Diabetes centers on blood sugar control. Everything we do is aimed at managing blood sugars and controlling an essential bodily system manually. This is not easy. We all know that the human body is not a straightforward, 1+1=2 machine. Some days, our blood sugars react the way we want them to; some days, they don’t. You could eat the same food, take the same amount of insulin, and schedule the same activities two days in a row, and you wouldn’t end up with the exact same numbers. Hopefully they won’t be WILDLY different, but even under great controlling they won’t be exactly the same.
Small things affect our bodies. We might be fighting off a minor infection that isn’t causing symptoms but IS lowering insulin’s ability to operate in the blood. We might be under some kind of stress — we’ve seen time and time again that stress impacts our body in many, many ways. It releases hormones that interfere with insulin, it triggers the body to release sugar, it interferes with sleep patterns that in turn interfere with blood sugar management, and so on. The point is, we can only “control” our blood sugars to a point. After that, we have to let go.
I’ve always preferred the term “blood sugar management” to “blood sugar control,” to be honest. Management implies that we’re interacting with something that we can’t completely control or dominate. We’re negotiating with it; we’re carefully selecting and carrying out our actions, but we’re not under any impression that we can always control how our system will REACT to those actions. Perhaps more importantly, thinking about blood sugar as something we manage rather than something we have to control means we stop wasting energy TRYING to control aspects of our condition that we simply can’t; and that removes a MOUNTAIN of stress for us (which, ironically enough, might actually help with our blood sugar management).
I’ve found the Serenity Prayer is a great tool for reminding ourselves to let go a little bit. You know the line — “Grant me the serenity to accept the things I cannot change, the courage to change the things I can, and the wisdom to know the difference.” I actually wrote a whole blog entry on the Serenity Prayer once, because that three-part idea is so applicable for living with diabetes. We need to pick our battles. We do need to put forth effort to manage our blood sugars, but we also need the wisdom to recognize the limits of what our actions can control so that we can let go of those aspects we simply can’t control.
I’m sure there is more that I could go into, but these two ideas are the cornerstones of what I feel living with diabetes has taught me. Diabetes is a teacher — one with harsh tactics and not always a kind one, but still something we can learn from. That’s the first lesson for me. And the second is that our relationship with this teacher is a dynamic one — we can’t control diabetes, we can only manage it; we can negotiate with it.

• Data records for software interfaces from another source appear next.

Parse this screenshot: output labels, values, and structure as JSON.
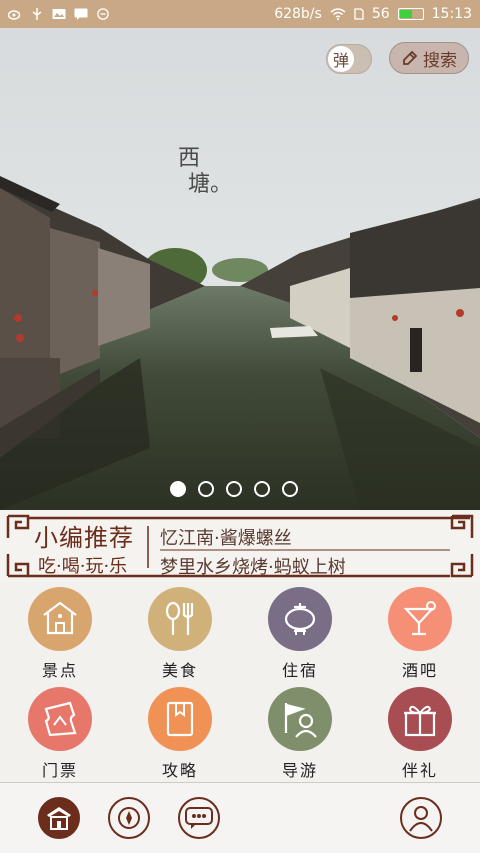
{
  "status_bar": {
    "speed": "628b/s",
    "battery": "56",
    "battery_level": 0.56,
    "time": "15:13",
    "icons": [
      "weibo-icon",
      "usb-icon",
      "image-icon",
      "message-icon",
      "minus-circle-icon",
      "wifi-icon",
      "sim-icon",
      "battery-icon"
    ]
  },
  "hero": {
    "toggle_label": "弹",
    "search_label": "搜索",
    "title_line1": "西",
    "title_line2": "塘。",
    "slides_total": 5,
    "active_slide": 1
  },
  "recommend": {
    "title": "小编推荐",
    "subtitle": "吃·喝·玩·乐",
    "line1": "忆江南·酱爆螺丝",
    "line2": "梦里水乡烧烤·蚂蚁上树",
    "accent": "#6b2d1c"
  },
  "categories": [
    {
      "label": "景点",
      "icon": "pavilion-icon",
      "color": "#d9a56f"
    },
    {
      "label": "美食",
      "icon": "spoon-fork-icon",
      "color": "#d1b17a"
    },
    {
      "label": "住宿",
      "icon": "lantern-icon",
      "color": "#7a6d86"
    },
    {
      "label": "酒吧",
      "icon": "cocktail-icon",
      "color": "#f58f76"
    },
    {
      "label": "门票",
      "icon": "ticket-icon",
      "color": "#e8776b"
    },
    {
      "label": "攻略",
      "icon": "book-icon",
      "color": "#f09256"
    },
    {
      "label": "导游",
      "icon": "guide-icon",
      "color": "#7f8f6c"
    },
    {
      "label": "伴礼",
      "icon": "gift-icon",
      "color": "#a84e52"
    }
  ],
  "bottom_nav": [
    "home-icon",
    "compass-icon",
    "chat-icon",
    "profile-icon"
  ]
}
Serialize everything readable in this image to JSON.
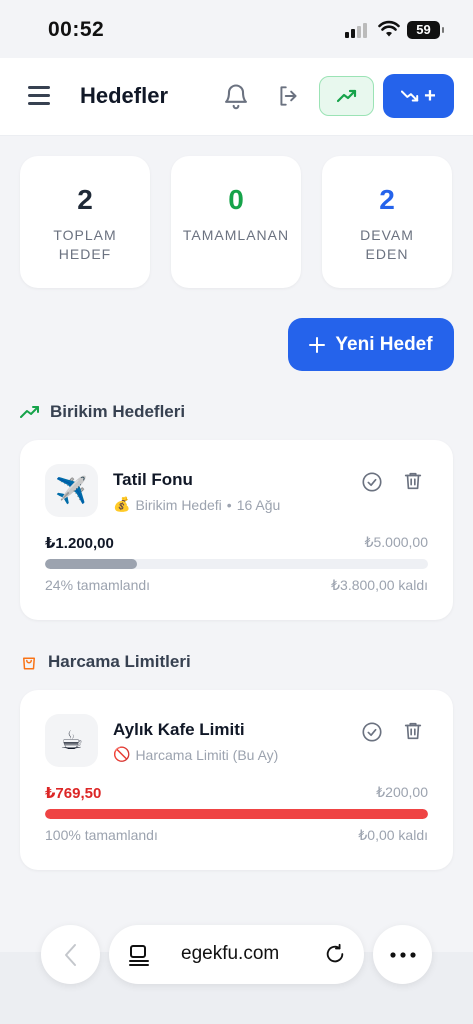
{
  "status_bar": {
    "time": "00:52",
    "battery": "59"
  },
  "header": {
    "title": "Hedefler",
    "add_label": "+"
  },
  "stats": [
    {
      "value": "2",
      "label": "TOPLAM HEDEF",
      "color": "#1f2937"
    },
    {
      "value": "0",
      "label": "TAMAMLANAN",
      "color": "#16a34a"
    },
    {
      "value": "2",
      "label": "DEVAM EDEN",
      "color": "#2563eb"
    }
  ],
  "new_goal_button": {
    "label": "Yeni Hedef",
    "icon": "plus-icon"
  },
  "sections": {
    "savings": {
      "title": "Birikim Hedefleri",
      "icon": "trend-up-icon",
      "goal": {
        "emoji": "✈️",
        "name": "Tatil Fonu",
        "type_emoji": "💰",
        "type": "Birikim Hedefi",
        "separator": "•",
        "date": "16 Ağu",
        "current": "₺1.200,00",
        "target": "₺5.000,00",
        "progress": 0.24,
        "bar_color": "#9ca3af",
        "percent_text": "24% tamamlandı",
        "remaining": "₺3.800,00 kaldı"
      }
    },
    "spending": {
      "title": "Harcama Limitleri",
      "icon": "shopping-bag-icon",
      "goal": {
        "emoji": "☕",
        "name": "Aylık Kafe Limiti",
        "type_emoji": "🚫",
        "type": "Harcama Limiti (Bu Ay)",
        "current": "₺769,50",
        "target": "₺200,00",
        "progress": 1.0,
        "bar_color": "#ef4444",
        "current_color": "#dc2626",
        "percent_text": "100% tamamlandı",
        "remaining": "₺0,00 kaldı"
      }
    }
  },
  "browser": {
    "url": "egekfu.com"
  }
}
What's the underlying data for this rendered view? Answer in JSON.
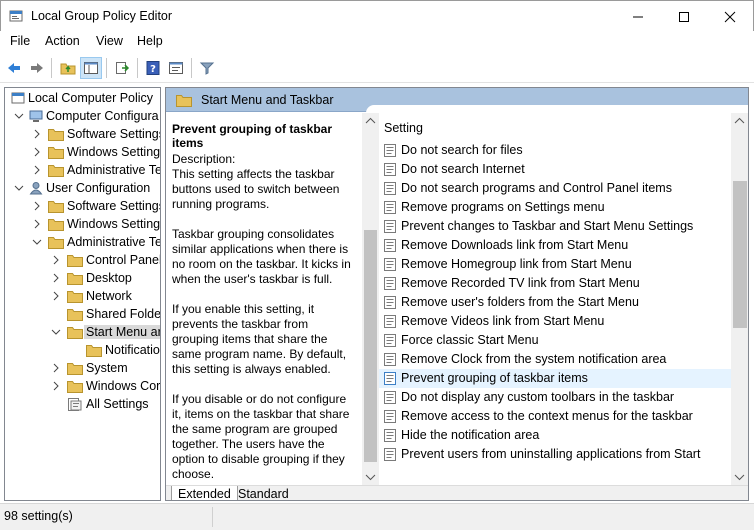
{
  "window": {
    "title": "Local Group Policy Editor"
  },
  "menu": [
    "File",
    "Action",
    "View",
    "Help"
  ],
  "toolbar": {
    "icons": [
      "back-arrow-icon",
      "forward-arrow-icon",
      "up-folder-icon",
      "show-hide-tree-icon",
      "export-list-icon",
      "help-icon",
      "properties-icon",
      "filter-icon"
    ]
  },
  "tree": {
    "root": "Local Computer Policy",
    "computer_config": "Computer Configura",
    "cc_software": "Software Settings",
    "cc_windows": "Windows Setting",
    "cc_admin": "Administrative Te",
    "user_config": "User Configuration",
    "uc_software": "Software Settings",
    "uc_windows": "Windows Setting",
    "uc_admin": "Administrative Te",
    "control_panel": "Control Panel",
    "desktop": "Desktop",
    "network": "Network",
    "shared_folders": "Shared Folder",
    "start_menu": "Start Menu ar",
    "notifications": "Notificatio",
    "system": "System",
    "windows_components": "Windows Cor",
    "all_settings": "All Settings"
  },
  "right": {
    "header": "Start Menu and Taskbar",
    "desc_title": "Prevent grouping of taskbar items",
    "desc_text": "Description:\nThis setting affects the taskbar buttons used to switch between running programs.\n\nTaskbar grouping consolidates similar applications when there is no room on the taskbar. It kicks in when the user's taskbar is full.\n\nIf you enable this setting, it prevents the taskbar from grouping items that share the same program name. By default, this setting is always enabled.\n\nIf you disable or do not configure it, items on the taskbar that share the same program are grouped together. The users have the option to disable grouping if they choose.",
    "column_header": "Setting",
    "settings": [
      "Do not search for files",
      "Do not search Internet",
      "Do not search programs and Control Panel items",
      "Remove programs on Settings menu",
      "Prevent changes to Taskbar and Start Menu Settings",
      "Remove Downloads link from Start Menu",
      "Remove Homegroup link from Start Menu",
      "Remove Recorded TV link from Start Menu",
      "Remove user's folders from the Start Menu",
      "Remove Videos link from Start Menu",
      "Force classic Start Menu",
      "Remove Clock from the system notification area",
      "Prevent grouping of taskbar items",
      "Do not display any custom toolbars in the taskbar",
      "Remove access to the context menus for the taskbar",
      "Hide the notification area",
      "Prevent users from uninstalling applications from Start"
    ],
    "selected_index": 12,
    "tabs": [
      "Extended",
      "Standard"
    ]
  },
  "status": {
    "text": "98 setting(s)"
  },
  "colors": {
    "header_blue": "#a9c2de",
    "selection": "#e5f3ff",
    "folder": "#e8c25a"
  }
}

In the end, all we can do is play our part and try our best to live well with this never-boring companion called diabetes.
A diabetes medicine may reduce the risk of heart and kidney complications in people with Type 2 diabetes, according to new research. Bookmark DiabetesSelfManagement.com and tune in tomorrow to learn more.